Data about app and page elements
════════
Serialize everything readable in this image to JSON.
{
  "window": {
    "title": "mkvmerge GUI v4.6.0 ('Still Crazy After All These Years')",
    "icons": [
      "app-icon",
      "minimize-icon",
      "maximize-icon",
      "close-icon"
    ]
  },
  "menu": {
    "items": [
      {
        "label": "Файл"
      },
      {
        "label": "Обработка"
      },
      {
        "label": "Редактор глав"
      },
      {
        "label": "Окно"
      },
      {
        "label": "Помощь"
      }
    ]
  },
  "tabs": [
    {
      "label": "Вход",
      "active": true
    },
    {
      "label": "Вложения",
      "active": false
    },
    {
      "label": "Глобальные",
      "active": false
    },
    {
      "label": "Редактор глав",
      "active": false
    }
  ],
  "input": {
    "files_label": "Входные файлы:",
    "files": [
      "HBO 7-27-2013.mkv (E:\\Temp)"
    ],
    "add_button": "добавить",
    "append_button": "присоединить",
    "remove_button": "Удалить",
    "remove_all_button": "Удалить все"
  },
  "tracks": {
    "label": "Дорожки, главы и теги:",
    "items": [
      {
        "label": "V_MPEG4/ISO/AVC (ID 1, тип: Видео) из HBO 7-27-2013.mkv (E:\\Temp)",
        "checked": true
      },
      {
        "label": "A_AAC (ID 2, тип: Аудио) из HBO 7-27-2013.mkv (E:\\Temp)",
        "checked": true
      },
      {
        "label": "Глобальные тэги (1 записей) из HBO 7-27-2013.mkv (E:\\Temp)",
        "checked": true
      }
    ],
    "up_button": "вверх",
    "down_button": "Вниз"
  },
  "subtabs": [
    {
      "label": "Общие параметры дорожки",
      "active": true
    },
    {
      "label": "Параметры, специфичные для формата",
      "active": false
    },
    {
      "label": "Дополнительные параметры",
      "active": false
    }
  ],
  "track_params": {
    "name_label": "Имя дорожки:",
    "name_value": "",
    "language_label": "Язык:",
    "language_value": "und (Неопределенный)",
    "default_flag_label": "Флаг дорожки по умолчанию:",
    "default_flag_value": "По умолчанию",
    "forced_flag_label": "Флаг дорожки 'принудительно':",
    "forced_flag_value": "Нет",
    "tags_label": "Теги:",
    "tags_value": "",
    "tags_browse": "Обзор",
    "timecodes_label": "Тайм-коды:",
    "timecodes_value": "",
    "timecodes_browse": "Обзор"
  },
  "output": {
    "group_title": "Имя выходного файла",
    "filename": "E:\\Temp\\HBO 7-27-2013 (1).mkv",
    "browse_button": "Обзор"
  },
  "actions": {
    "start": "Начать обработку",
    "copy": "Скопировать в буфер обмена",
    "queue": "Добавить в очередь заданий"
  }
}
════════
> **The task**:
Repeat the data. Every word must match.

> **Task answer**:
Serialize everything readable in this image to JSON.
{
  "window": {
    "title": "mkvmerge GUI v4.6.0 ('Still Crazy After All These Years')",
    "icons": [
      "app-icon",
      "minimize-icon",
      "maximize-icon",
      "close-icon"
    ]
  },
  "menu": {
    "items": [
      {
        "label": "Файл"
      },
      {
        "label": "Обработка"
      },
      {
        "label": "Редактор глав"
      },
      {
        "label": "Окно"
      },
      {
        "label": "Помощь"
      }
    ]
  },
  "tabs": [
    {
      "label": "Вход",
      "active": true
    },
    {
      "label": "Вложения",
      "active": false
    },
    {
      "label": "Глобальные",
      "active": false
    },
    {
      "label": "Редактор глав",
      "active": false
    }
  ],
  "input": {
    "files_label": "Входные файлы:",
    "files": [
      "HBO 7-27-2013.mkv (E:\\Temp)"
    ],
    "add_button": "добавить",
    "append_button": "присоединить",
    "remove_button": "Удалить",
    "remove_all_button": "Удалить все"
  },
  "tracks": {
    "label": "Дорожки, главы и теги:",
    "items": [
      {
        "label": "V_MPEG4/ISO/AVC (ID 1, тип: Видео) из HBO 7-27-2013.mkv (E:\\Temp)",
        "checked": true
      },
      {
        "label": "A_AAC (ID 2, тип: Аудио) из HBO 7-27-2013.mkv (E:\\Temp)",
        "checked": true
      },
      {
        "label": "Глобальные тэги (1 записей) из HBO 7-27-2013.mkv (E:\\Temp)",
        "checked": true
      }
    ],
    "up_button": "вверх",
    "down_button": "Вниз"
  },
  "subtabs": [
    {
      "label": "Общие параметры дорожки",
      "active": true
    },
    {
      "label": "Параметры, специфичные для формата",
      "active": false
    },
    {
      "label": "Дополнительные параметры",
      "active": false
    }
  ],
  "track_params": {
    "name_label": "Имя дорожки:",
    "name_value": "",
    "language_label": "Язык:",
    "language_value": "und (Неопределенный)",
    "default_flag_label": "Флаг дорожки по умолчанию:",
    "default_flag_value": "По умолчанию",
    "forced_flag_label": "Флаг дорожки 'принудительно':",
    "forced_flag_value": "Нет",
    "tags_label": "Теги:",
    "tags_value": "",
    "tags_browse": "Обзор",
    "timecodes_label": "Тайм-коды:",
    "timecodes_value": "",
    "timecodes_browse": "Обзор"
  },
  "output": {
    "group_title": "Имя выходного файла",
    "filename": "E:\\Temp\\HBO 7-27-2013 (1).mkv",
    "browse_button": "Обзор"
  },
  "actions": {
    "start": "Начать обработку",
    "copy": "Скопировать в буфер обмена",
    "queue": "Добавить в очередь заданий"
  }
}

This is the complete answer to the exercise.